Pornchai Kittiwongsakul/AFP/Getty Images
A Thai medic checks bodies for forensic identity in Phang Nga province in southern of Thailand on Jan. 11, 2005. Thousands of people were killed in Thailand after a massive tsunami struck on Dec. 26, 2004.
Human DNA is the ultimate fingerprint. A single hair can contain enough information to determine someone's identity — a feature that's been invaluable for identifying the unnamed casualties of natural disasters and war. But forensic scientists who use DNA say the technology isn't always available where it's most needed, like in poor countries, or in war zones like Syria.
The technology is often too expensive or too complicated, and where there are large numbers of unknown dead, you need far more than just DNA profiling equipment. You also need sophisticated computer programs to organize and match DNA samples from numerous family members, as well as experts to read the samples properly.
Alex John London, a medical ethicist at Carnegie Mellon University, says that while there are numerous groups that do DNA identification worldwide, and the process is often ad hoc and erratic.
It was largely the Indian Ocean tsunami that got forensic experts thinking. There were tens of thousands of unidentified bodies, and DNA experts flocked to Thailand to set up labs. Tom Parsons, a DNA expert with the International Commission on Missing Persons, says Thailand got the attention because western tourists died there. Their governments sent teams to find their bodies, but it didn't go well.
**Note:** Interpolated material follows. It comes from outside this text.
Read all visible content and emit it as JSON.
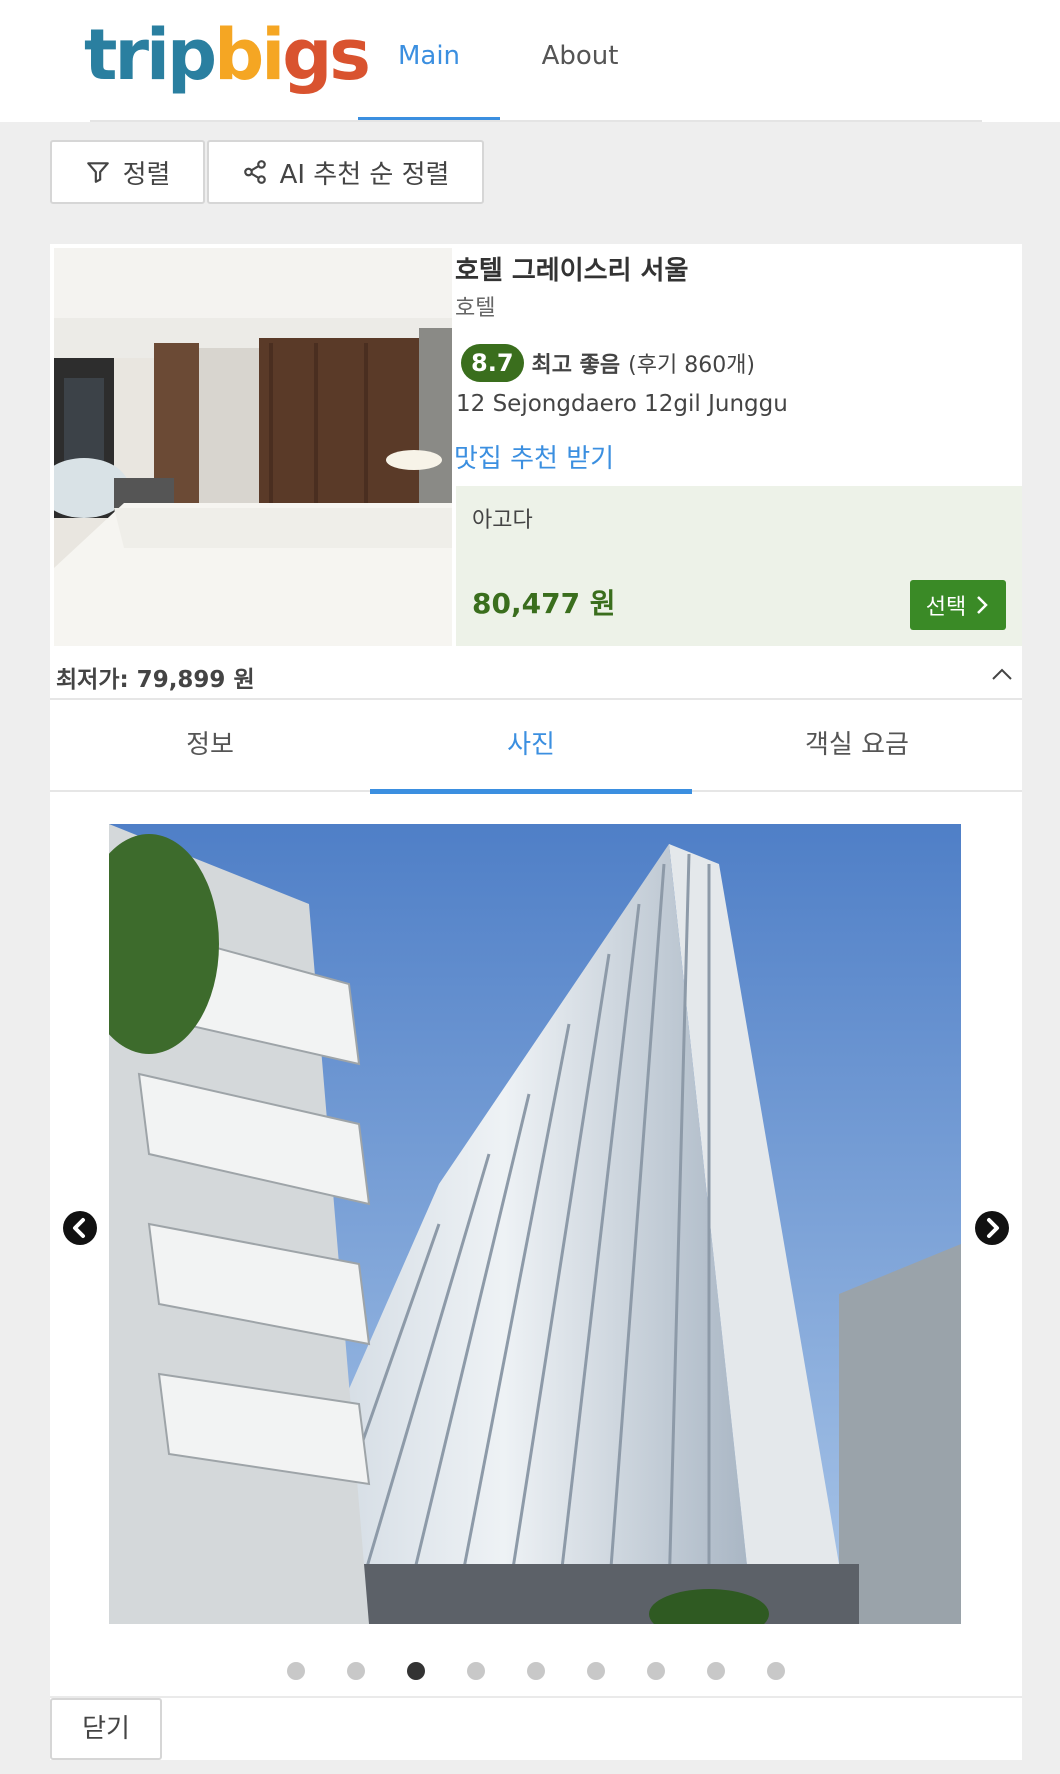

"All of the world's first-rate forensic teams took off to Thailand, where white people were killed," Parsons says, "with no centralized plan, pushing and pulling." Governments funded the effort because they wanted their citizens' remains back. But it was "really a mess," says Parsons. Different groups wouldn't share their technology, and even disagreed on how to do the DNA analysis. There was little coordination.
Eventually Interpol, the international police organization, intervened. The commission ended up identifying some 900 people, mostly Thais who might not have been identified otherwise.
Parsons says in the end the DNA work in Thailand was a success, but it revealed to forensic experts that there might be a better way to do this — that in fact a permanent organization with DNA "chops," money and an international mandate to respond to disasters might work better.
"Our concern was that there should be a mechanism in place that would allow access to DNA identification beyond just ability to pay," London says. "Too often if there isn't a funder out there, then people who are missing relatives won't get access to the technology."
So forensic scientists are calling for the creation of a DNA identification organization — one that functions much in the same way the International Atomic Energy Agency does, which sends inspectors to nuclear facilities.
But London acknowledges in an article in the journal Science that a global DNA identification organization would face political obstacles, especially from governments at war with their own citizens.